Reimagining The Music Business via Rethink Music

Seems simple enough, right?

I see two industries with complementary skills:  music companies develop artists and technology companies develop applications.  Combine the two with fair remuneration to creators, deliver to consumers and you have a big win.  I firmly believe that through better alignment of business goals, simplification, and modernized use of common technological tools, we can create a vibrant future.

Source: Reimagining The Music Business — Rethink Music

Paul Krugman: “I would have expected the Internet to be a leveling force…But, so far, that’s not reflected in the numbers.”

There’s a really interesting interview with economist Paul Krugman in Billboard which includes this quote:

would have expected the Internet to be a leveling force, because you don’t have to be promoted by a major company to find your audience. But, so far, that’s not reflected in the numbers. That may be because the algorithms at companies like Spotify are not democratizing the field as much as I would like. Or it might be that people are all pretty much the same — and they all want to hear Taylor Swift.


The Internet has made music much more democratic for its creators (anyone can make music with a minimal amount of money and effort) and its listeners (you can find just about anything online). So why hasn’t that democracy spread i.e. to concerts and sales? Has music tech (Spotify, Pandora, iTunes, etc.) just codified a winner-take-all system?

Or do most people just want to hear Taylor Swift?


Krugman also raises a point about ticket prices:

If, say, we had to pay $25 for a ticket to see a band at Bowery Ballroom instead of $15, and the artist got paid a bit more, it’s probably true that the great bulk of the audience would still come. So, I shouldn’t knock it. Organizing could make the difference between not surviving and barely surviving.

And while I agree that one quick and easy way for artists to make more money is by raising ticket prices, I’m not sure that’s the best move here. Wouldn’t lowering ticket prices increase access so that more people had a chance to see the bands?

But I agree that organizing is important.


His last point is worth noting as well:

The fact that Canadian musicians have publicly funded health care is not trivial. Policies that help low-earning workers, like health insurance and minimum wages, lead to somewhat better income for [them]…The majority of artists do not make a living, or they barely scrape by.
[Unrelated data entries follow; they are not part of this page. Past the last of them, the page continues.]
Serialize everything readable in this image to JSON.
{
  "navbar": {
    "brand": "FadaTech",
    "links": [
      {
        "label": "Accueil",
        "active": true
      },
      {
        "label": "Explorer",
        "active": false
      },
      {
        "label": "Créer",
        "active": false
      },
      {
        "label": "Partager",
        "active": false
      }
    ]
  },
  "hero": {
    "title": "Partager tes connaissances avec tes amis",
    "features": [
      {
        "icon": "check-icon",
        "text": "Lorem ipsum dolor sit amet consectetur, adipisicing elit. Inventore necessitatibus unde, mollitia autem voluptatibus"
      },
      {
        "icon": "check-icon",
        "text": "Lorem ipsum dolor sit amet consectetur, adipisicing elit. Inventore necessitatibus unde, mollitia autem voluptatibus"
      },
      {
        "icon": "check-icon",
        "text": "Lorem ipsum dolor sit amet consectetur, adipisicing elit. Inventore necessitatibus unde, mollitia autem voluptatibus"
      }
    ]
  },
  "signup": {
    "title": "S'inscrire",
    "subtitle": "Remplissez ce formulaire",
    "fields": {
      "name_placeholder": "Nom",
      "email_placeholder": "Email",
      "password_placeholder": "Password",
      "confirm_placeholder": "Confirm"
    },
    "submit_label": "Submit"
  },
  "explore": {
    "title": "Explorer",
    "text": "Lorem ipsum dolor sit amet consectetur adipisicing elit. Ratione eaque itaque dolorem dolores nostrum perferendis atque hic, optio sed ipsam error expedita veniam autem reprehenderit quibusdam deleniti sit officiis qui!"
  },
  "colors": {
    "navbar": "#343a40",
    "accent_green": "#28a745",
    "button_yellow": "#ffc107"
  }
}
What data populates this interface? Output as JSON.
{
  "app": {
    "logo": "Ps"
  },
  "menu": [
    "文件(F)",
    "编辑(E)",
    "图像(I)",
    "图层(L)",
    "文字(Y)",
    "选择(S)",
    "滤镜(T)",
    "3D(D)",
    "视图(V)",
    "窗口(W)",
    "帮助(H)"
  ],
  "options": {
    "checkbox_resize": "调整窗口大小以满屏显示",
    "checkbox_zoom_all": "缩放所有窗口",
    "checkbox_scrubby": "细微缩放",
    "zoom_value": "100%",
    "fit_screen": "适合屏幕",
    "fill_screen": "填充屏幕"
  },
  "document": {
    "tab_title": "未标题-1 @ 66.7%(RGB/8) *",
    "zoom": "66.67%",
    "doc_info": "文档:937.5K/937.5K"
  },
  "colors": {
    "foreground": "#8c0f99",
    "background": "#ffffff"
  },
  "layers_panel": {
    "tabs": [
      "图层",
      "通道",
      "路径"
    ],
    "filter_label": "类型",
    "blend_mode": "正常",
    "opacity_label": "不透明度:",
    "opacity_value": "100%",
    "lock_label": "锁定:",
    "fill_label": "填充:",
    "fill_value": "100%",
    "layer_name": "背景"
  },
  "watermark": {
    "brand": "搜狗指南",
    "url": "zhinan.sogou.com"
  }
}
We have to do a better job of supporting working artists in this country.


Interesting food for thought here. Any thoughts?